**What the task requires**. Quote every line of the data below as it stands, omitting pictures.

(Items from an interface collection)
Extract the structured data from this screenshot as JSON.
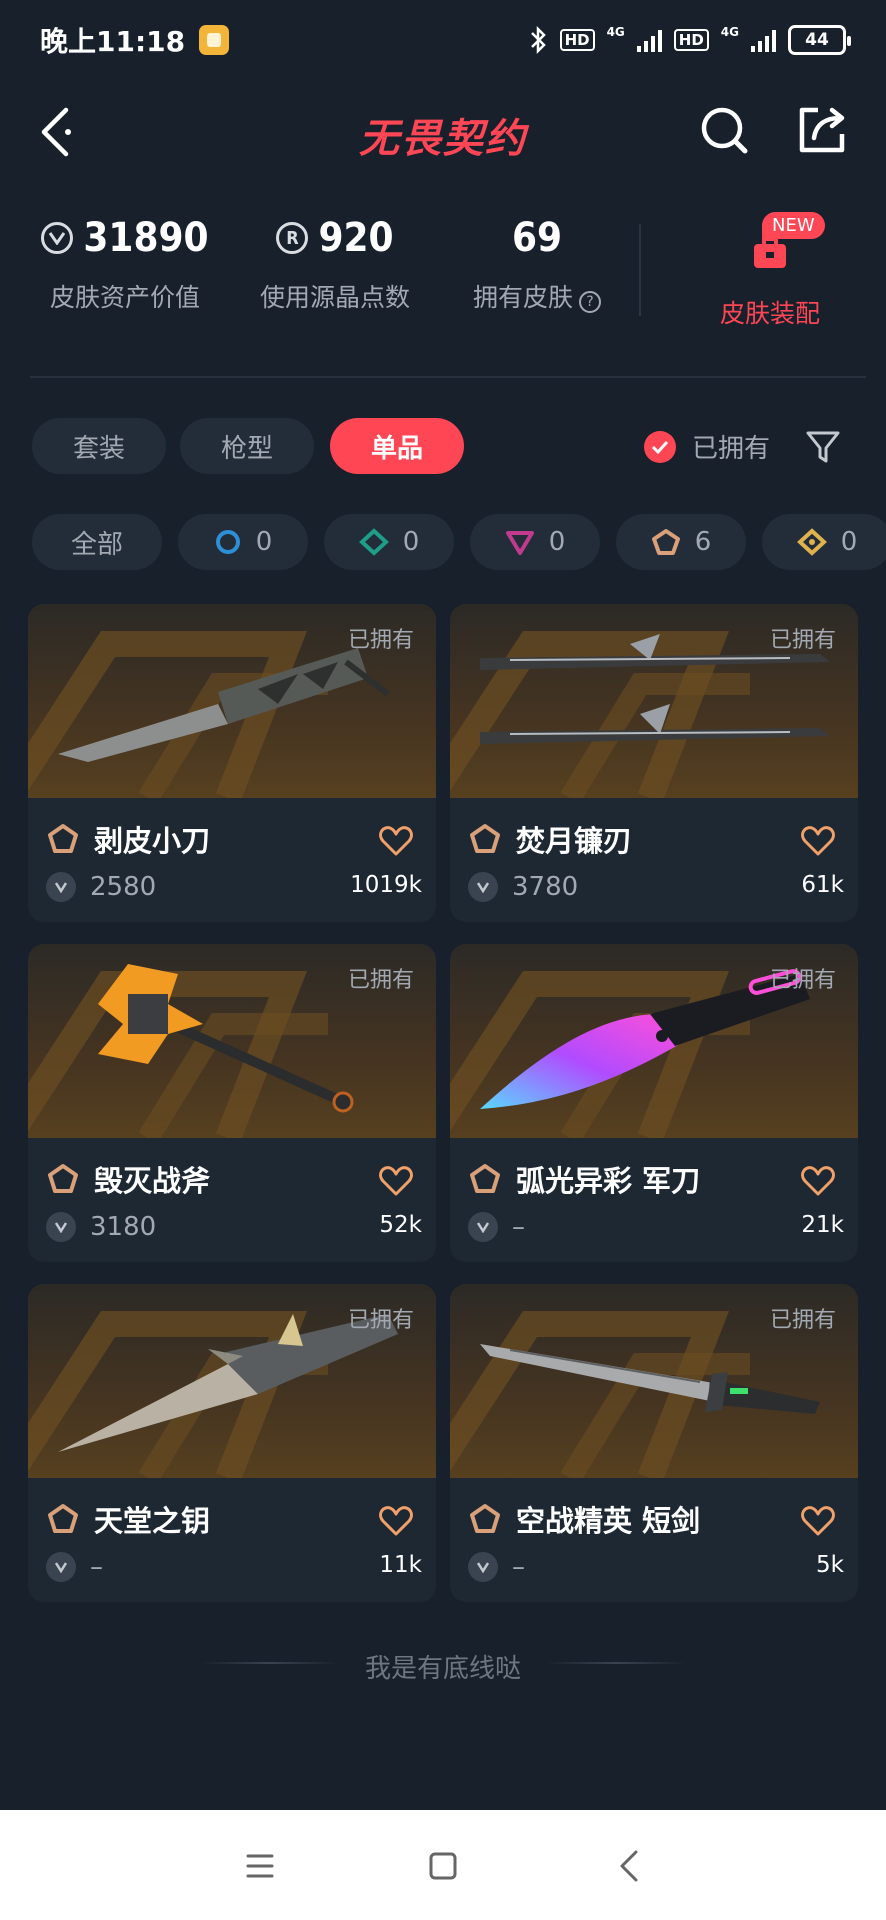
{
  "status_bar": {
    "time": "晚上11:18",
    "hd1": "HD",
    "net1": "4G",
    "hd2": "HD",
    "net2": "4G",
    "battery": "44"
  },
  "header": {
    "title": "无畏契约"
  },
  "stats": {
    "asset_value": "31890",
    "asset_label": "皮肤资产价值",
    "points_used": "920",
    "points_label": "使用源晶点数",
    "skins_owned": "69",
    "skins_label": "拥有皮肤",
    "help": "?",
    "loadout_badge": "NEW",
    "loadout_label": "皮肤装配"
  },
  "tabs": {
    "items": [
      "套装",
      "枪型",
      "单品"
    ],
    "active_index": 2,
    "owned_label": "已拥有"
  },
  "tier_chips": [
    {
      "label": "全部",
      "count": ""
    },
    {
      "label": "",
      "count": "0",
      "icon": "select-tier-icon",
      "color": "#2e8fd6"
    },
    {
      "label": "",
      "count": "0",
      "icon": "deluxe-tier-icon",
      "color": "#1e9e88"
    },
    {
      "label": "",
      "count": "0",
      "icon": "premium-tier-icon",
      "color": "#c03a8e"
    },
    {
      "label": "",
      "count": "6",
      "icon": "ultra-tier-icon",
      "color": "#d9a07a"
    },
    {
      "label": "",
      "count": "0",
      "icon": "exclusive-tier-icon",
      "color": "#e0b24e"
    }
  ],
  "cards": [
    {
      "name": "剥皮小刀",
      "price": "2580",
      "likes": "1019k",
      "owned": "已拥有",
      "art": "knife"
    },
    {
      "name": "焚月镰刃",
      "price": "3780",
      "likes": "61k",
      "owned": "已拥有",
      "art": "twin"
    },
    {
      "name": "毁灭战斧",
      "price": "3180",
      "likes": "52k",
      "owned": "已拥有",
      "art": "axe"
    },
    {
      "name": "弧光异彩 军刀",
      "price": "–",
      "likes": "21k",
      "owned": "已拥有",
      "art": "neon"
    },
    {
      "name": "天堂之钥",
      "price": "–",
      "likes": "11k",
      "owned": "已拥有",
      "art": "dagger"
    },
    {
      "name": "空战精英 短剑",
      "price": "–",
      "likes": "5k",
      "owned": "已拥有",
      "art": "shortsword"
    }
  ],
  "footer": {
    "note": "我是有底线哒"
  },
  "colors": {
    "accent": "#ff4655",
    "background": "#17202b",
    "card": "#1e2833",
    "tier_badge": "#d9a07a",
    "heart": "#f0a16a"
  }
}
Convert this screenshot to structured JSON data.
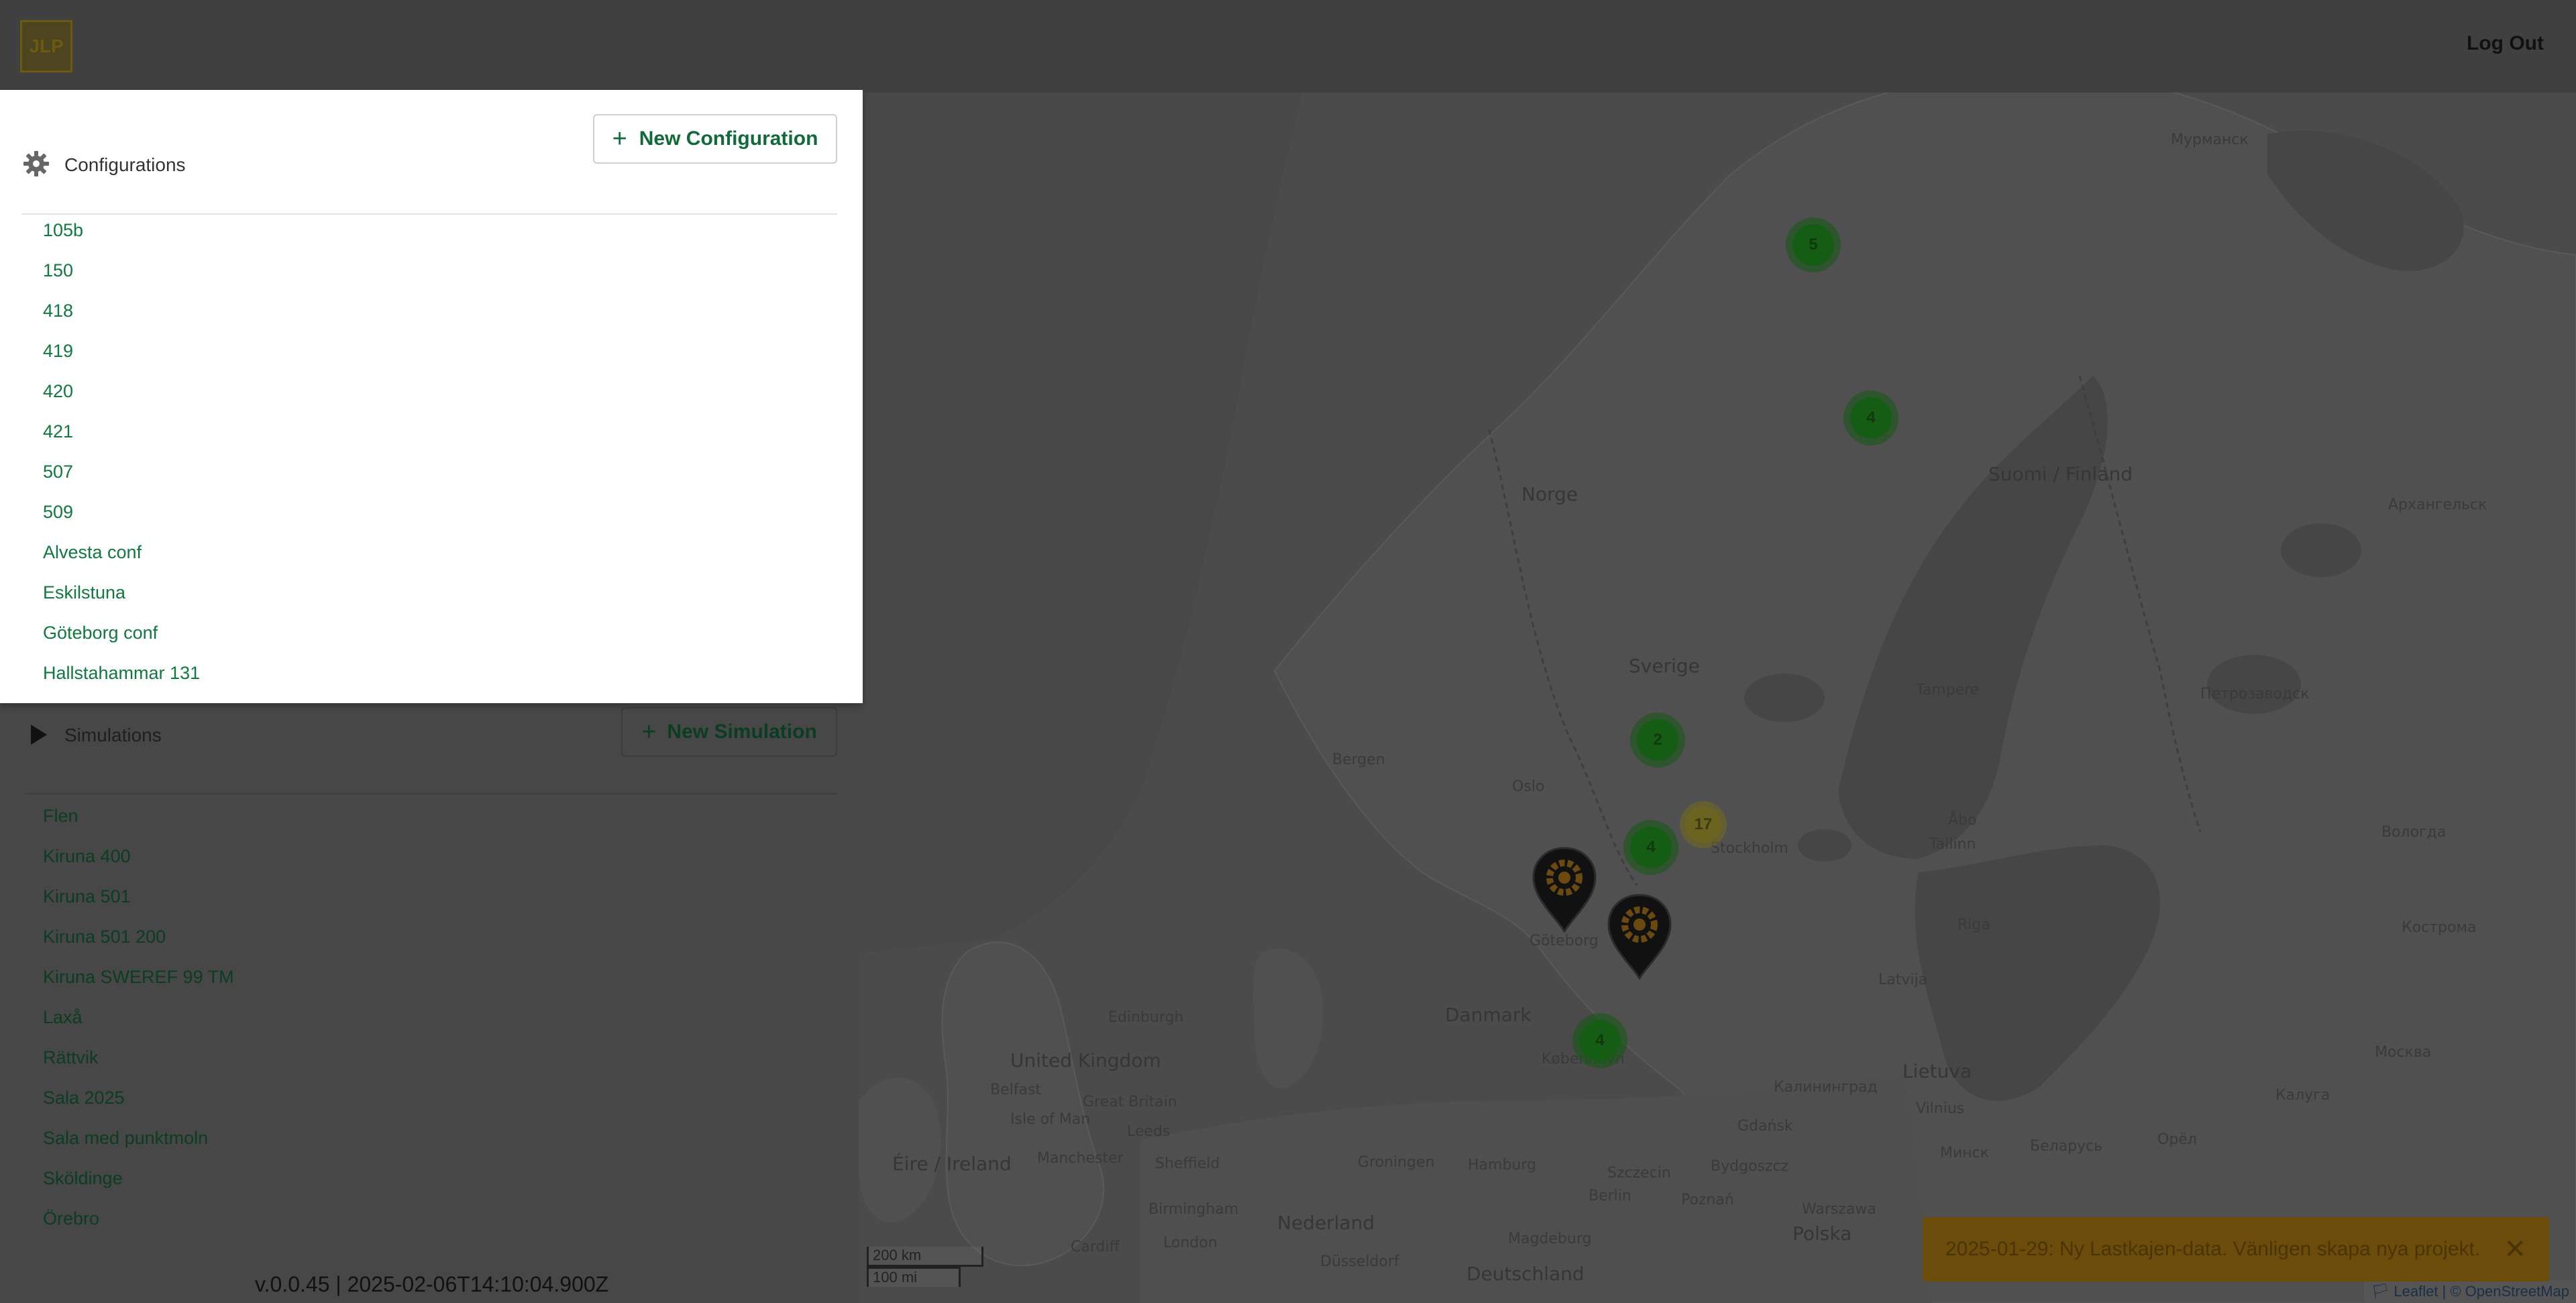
{
  "header": {
    "logo_text": "JLP",
    "logout_label": "Log Out"
  },
  "configurations": {
    "title": "Configurations",
    "new_button_label": "New Configuration",
    "items": [
      "105b",
      "150",
      "418",
      "419",
      "420",
      "421",
      "507",
      "509",
      "Alvesta conf",
      "Eskilstuna",
      "Göteborg conf",
      "Hallstahammar 131"
    ]
  },
  "simulations": {
    "title": "Simulations",
    "new_button_label": "New Simulation",
    "items": [
      "Flen",
      "Kiruna 400",
      "Kiruna 501",
      "Kiruna 501 200",
      "Kiruna SWEREF 99 TM",
      "Laxå",
      "Rättvik",
      "Sala 2025",
      "Sala med punktmoln",
      "Sköldinge",
      "Örebro"
    ]
  },
  "version": "v.0.0.45 | 2025-02-06T14:10:04.900Z",
  "map": {
    "clusters": [
      "5",
      "4",
      "2",
      "17",
      "4",
      "4"
    ],
    "labels": [
      "Мурманск",
      "Norge",
      "Suomi / Finland",
      "Архангельск",
      "Sverige",
      "Tampere",
      "Петрозаводск",
      "Bergen",
      "Oslo",
      "Stockholm",
      "Tallinn",
      "Вологда",
      "Göteborg",
      "Latvija",
      "Кострома",
      "Danmark",
      "Edinburgh",
      "United Kingdom",
      "Great Britain",
      "Isle of Man",
      "Belfast",
      "Leeds",
      "Manchester",
      "Éire / Ireland",
      "Sheffield",
      "Birmingham",
      "Cardiff",
      "London",
      "Hamburg",
      "Groningen",
      "Nederland",
      "Szczecin",
      "Gdańsk",
      "Bydgoszcz",
      "Lietuva",
      "Vilnius",
      "Минск",
      "Беларусь",
      "Warszawa",
      "Polska",
      "Berlin",
      "Poznań",
      "Magdeburg",
      "Deutschland",
      "Düsseldorf",
      "Москва",
      "Калуга",
      "Орёл",
      "Калининград",
      "Riga",
      "København",
      "Åbo"
    ],
    "scale_km": "200 km",
    "scale_mi": "100 mi",
    "attribution": "🏳 Leaflet | © OpenStreetMap"
  },
  "toast": {
    "message": "2025-01-29: Ny Lastkajen-data. Vänligen skapa nya projekt.",
    "close_icon": "close-icon"
  },
  "colors": {
    "accent_green": "#0f7a3d",
    "toast_bg": "#6b4c0a",
    "cluster_green": "#155c15",
    "cluster_yellow": "#6b6420",
    "pin_orange": "#6b4a10"
  }
}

**Answer section**.
Extract the structured data from this screenshot as JSON.
{
  "status_bar": {
    "time": "晚上11:18",
    "hd1": "HD",
    "net1": "4G",
    "hd2": "HD",
    "net2": "4G",
    "battery": "44"
  },
  "header": {
    "title": "无畏契约"
  },
  "stats": {
    "asset_value": "31890",
    "asset_label": "皮肤资产价值",
    "points_used": "920",
    "points_label": "使用源晶点数",
    "skins_owned": "69",
    "skins_label": "拥有皮肤",
    "help": "?",
    "loadout_badge": "NEW",
    "loadout_label": "皮肤装配"
  },
  "tabs": {
    "items": [
      "套装",
      "枪型",
      "单品"
    ],
    "active_index": 2,
    "owned_label": "已拥有"
  },
  "tier_chips": [
    {
      "label": "全部",
      "count": ""
    },
    {
      "label": "",
      "count": "0",
      "icon": "select-tier-icon",
      "color": "#2e8fd6"
    },
    {
      "label": "",
      "count": "0",
      "icon": "deluxe-tier-icon",
      "color": "#1e9e88"
    },
    {
      "label": "",
      "count": "0",
      "icon": "premium-tier-icon",
      "color": "#c03a8e"
    },
    {
      "label": "",
      "count": "6",
      "icon": "ultra-tier-icon",
      "color": "#d9a07a"
    },
    {
      "label": "",
      "count": "0",
      "icon": "exclusive-tier-icon",
      "color": "#e0b24e"
    }
  ],
  "cards": [
    {
      "name": "剥皮小刀",
      "price": "2580",
      "likes": "1019k",
      "owned": "已拥有",
      "art": "knife"
    },
    {
      "name": "焚月镰刃",
      "price": "3780",
      "likes": "61k",
      "owned": "已拥有",
      "art": "twin"
    },
    {
      "name": "毁灭战斧",
      "price": "3180",
      "likes": "52k",
      "owned": "已拥有",
      "art": "axe"
    },
    {
      "name": "弧光异彩 军刀",
      "price": "–",
      "likes": "21k",
      "owned": "已拥有",
      "art": "neon"
    },
    {
      "name": "天堂之钥",
      "price": "–",
      "likes": "11k",
      "owned": "已拥有",
      "art": "dagger"
    },
    {
      "name": "空战精英 短剑",
      "price": "–",
      "likes": "5k",
      "owned": "已拥有",
      "art": "shortsword"
    }
  ],
  "footer": {
    "note": "我是有底线哒"
  },
  "colors": {
    "accent": "#ff4655",
    "background": "#17202b",
    "card": "#1e2833",
    "tier_badge": "#d9a07a",
    "heart": "#f0a16a"
  }
}
Convert this screenshot to structured JSON data.
{
  "header": {
    "logo_text": "JLP",
    "logout_label": "Log Out"
  },
  "configurations": {
    "title": "Configurations",
    "new_button_label": "New Configuration",
    "items": [
      "105b",
      "150",
      "418",
      "419",
      "420",
      "421",
      "507",
      "509",
      "Alvesta conf",
      "Eskilstuna",
      "Göteborg conf",
      "Hallstahammar 131"
    ]
  },
  "simulations": {
    "title": "Simulations",
    "new_button_label": "New Simulation",
    "items": [
      "Flen",
      "Kiruna 400",
      "Kiruna 501",
      "Kiruna 501 200",
      "Kiruna SWEREF 99 TM",
      "Laxå",
      "Rättvik",
      "Sala 2025",
      "Sala med punktmoln",
      "Sköldinge",
      "Örebro"
    ]
  },
  "version": "v.0.0.45 | 2025-02-06T14:10:04.900Z",
  "map": {
    "clusters": [
      "5",
      "4",
      "2",
      "17",
      "4",
      "4"
    ],
    "labels": [
      "Мурманск",
      "Norge",
      "Suomi / Finland",
      "Архангельск",
      "Sverige",
      "Tampere",
      "Петрозаводск",
      "Bergen",
      "Oslo",
      "Stockholm",
      "Tallinn",
      "Вологда",
      "Göteborg",
      "Latvija",
      "Кострома",
      "Danmark",
      "Edinburgh",
      "United Kingdom",
      "Great Britain",
      "Isle of Man",
      "Belfast",
      "Leeds",
      "Manchester",
      "Éire / Ireland",
      "Sheffield",
      "Birmingham",
      "Cardiff",
      "London",
      "Hamburg",
      "Groningen",
      "Nederland",
      "Szczecin",
      "Gdańsk",
      "Bydgoszcz",
      "Lietuva",
      "Vilnius",
      "Минск",
      "Беларусь",
      "Warszawa",
      "Polska",
      "Berlin",
      "Poznań",
      "Magdeburg",
      "Deutschland",
      "Düsseldorf",
      "Москва",
      "Калуга",
      "Орёл",
      "Калининград",
      "Riga",
      "København",
      "Åbo"
    ],
    "scale_km": "200 km",
    "scale_mi": "100 mi",
    "attribution": "🏳 Leaflet | © OpenStreetMap"
  },
  "toast": {
    "message": "2025-01-29: Ny Lastkajen-data. Vänligen skapa nya projekt.",
    "close_icon": "close-icon"
  },
  "colors": {
    "accent_green": "#0f7a3d",
    "toast_bg": "#6b4c0a",
    "cluster_green": "#155c15",
    "cluster_yellow": "#6b6420",
    "pin_orange": "#6b4a10"
  }
}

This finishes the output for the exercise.